**Assigned task:** Using the data below, copy every line that contains the word "base".

**Provided records:**
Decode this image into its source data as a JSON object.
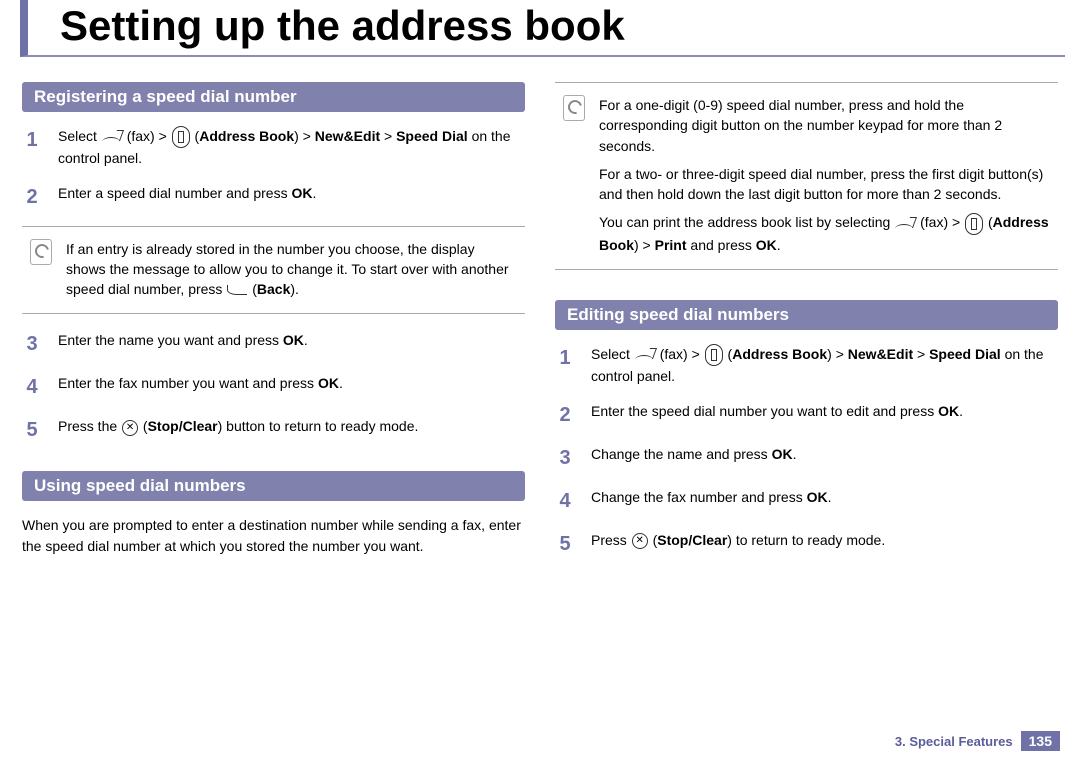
{
  "page_title": "Setting up the address book",
  "left": {
    "sectionA": {
      "header": "Registering a speed dial number",
      "steps": [
        {
          "n": "1",
          "text": "Select {fax} (fax) > {book} (<b>Address Book</b>) > <b>New&Edit</b> > <b>Speed Dial</b> on the control panel."
        },
        {
          "n": "2",
          "text": "Enter a speed dial number and press <b>OK</b>."
        }
      ],
      "note": "If an entry is already stored in the number you choose, the display shows the message to allow you to change it. To start over with another speed dial number, press {back} (<b>Back</b>).",
      "steps2": [
        {
          "n": "3",
          "text": "Enter the name you want and press <b>OK</b>."
        },
        {
          "n": "4",
          "text": "Enter the fax number you want and press <b>OK</b>."
        },
        {
          "n": "5",
          "text": "Press the {cx} (<b>Stop/Clear</b>) button to return to ready mode."
        }
      ]
    },
    "sectionB": {
      "header": "Using speed dial numbers",
      "intro": "When you are prompted to enter a destination number while sending a fax, enter the speed dial number at which you stored the number you want."
    }
  },
  "right": {
    "note": {
      "p1": "For a one-digit (0-9) speed dial number, press and hold the corresponding digit button on the number keypad for more than 2 seconds.",
      "p2": "For a two- or three-digit speed dial number, press the first digit button(s) and then hold down the last digit button for more than 2 seconds.",
      "p3": "You can print the address book list by selecting {fax} (fax) > {book} (<b>Address Book</b>) > <b>Print</b> and press <b>OK</b>."
    },
    "sectionC": {
      "header": "Editing speed dial numbers",
      "steps": [
        {
          "n": "1",
          "text": "Select {fax} (fax) > {book} (<b>Address Book</b>) > <b>New&Edit</b> > <b>Speed Dial</b> on the control panel."
        },
        {
          "n": "2",
          "text": "Enter the speed dial number you want to edit and press <b>OK</b>."
        },
        {
          "n": "3",
          "text": "Change the name and press <b>OK</b>."
        },
        {
          "n": "4",
          "text": "Change the fax number and press <b>OK</b>."
        },
        {
          "n": "5",
          "text": "Press {cx} (<b>Stop/Clear</b>) to return to ready mode."
        }
      ]
    }
  },
  "footer": {
    "chapter": "3.  Special Features",
    "page": "135"
  }
}
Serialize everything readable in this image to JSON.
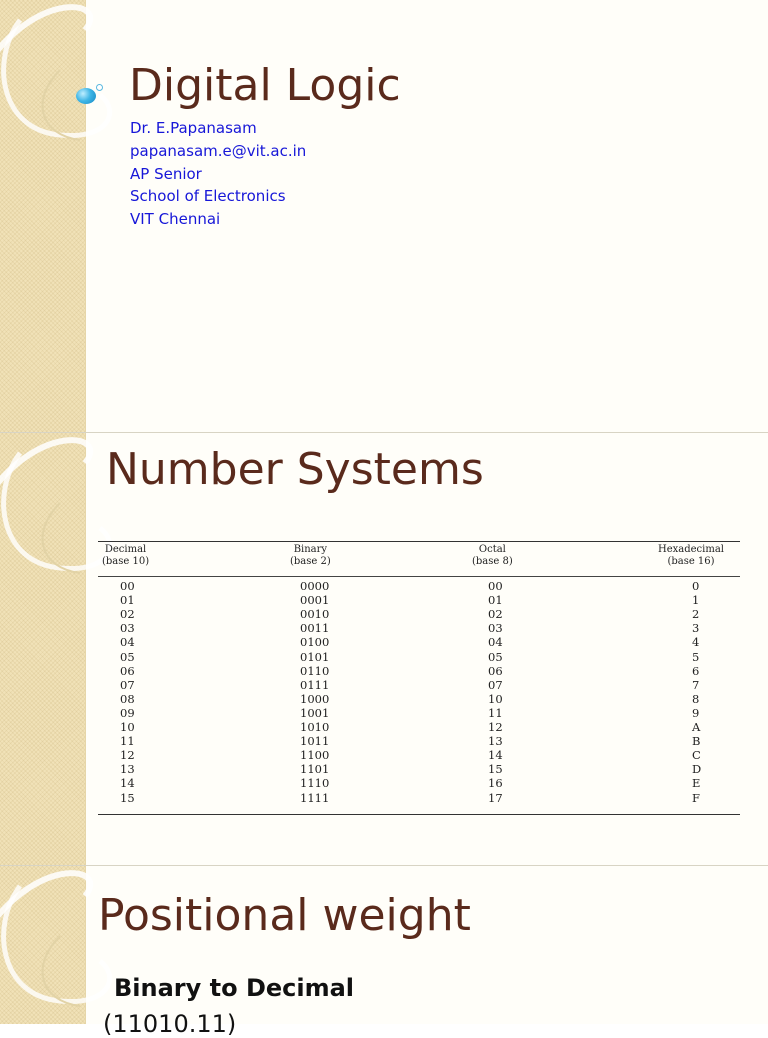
{
  "slides": [
    {
      "title": "Digital Logic",
      "author_lines": [
        "Dr. E.Papanasam",
        "papanasam.e@vit.ac.in",
        "AP Senior",
        "School of Electronics",
        "VIT Chennai"
      ]
    },
    {
      "title": "Number Systems",
      "table": {
        "headers": [
          {
            "name": "Decimal",
            "base": "(base 10)"
          },
          {
            "name": "Binary",
            "base": "(base 2)"
          },
          {
            "name": "Octal",
            "base": "(base 8)"
          },
          {
            "name": "Hexadecimal",
            "base": "(base 16)"
          }
        ],
        "rows": [
          [
            "00",
            "0000",
            "00",
            "0"
          ],
          [
            "01",
            "0001",
            "01",
            "1"
          ],
          [
            "02",
            "0010",
            "02",
            "2"
          ],
          [
            "03",
            "0011",
            "03",
            "3"
          ],
          [
            "04",
            "0100",
            "04",
            "4"
          ],
          [
            "05",
            "0101",
            "05",
            "5"
          ],
          [
            "06",
            "0110",
            "06",
            "6"
          ],
          [
            "07",
            "0111",
            "07",
            "7"
          ],
          [
            "08",
            "1000",
            "10",
            "8"
          ],
          [
            "09",
            "1001",
            "11",
            "9"
          ],
          [
            "10",
            "1010",
            "12",
            "A"
          ],
          [
            "11",
            "1011",
            "13",
            "B"
          ],
          [
            "12",
            "1100",
            "14",
            "C"
          ],
          [
            "13",
            "1101",
            "15",
            "D"
          ],
          [
            "14",
            "1110",
            "16",
            "E"
          ],
          [
            "15",
            "1111",
            "17",
            "F"
          ]
        ]
      }
    },
    {
      "title": "Positional weight",
      "subheading": "Binary to Decimal",
      "expression": "(11010.11)"
    }
  ],
  "colors": {
    "title": "#5a2a1c",
    "author_text": "#1717d8",
    "strip": "#f1e2b8"
  }
}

**Result of the exercise:**
            "base": "(base 10)"
            "base": "(base 2)"
            "base": "(base 8)"
            "base": "(base 16)"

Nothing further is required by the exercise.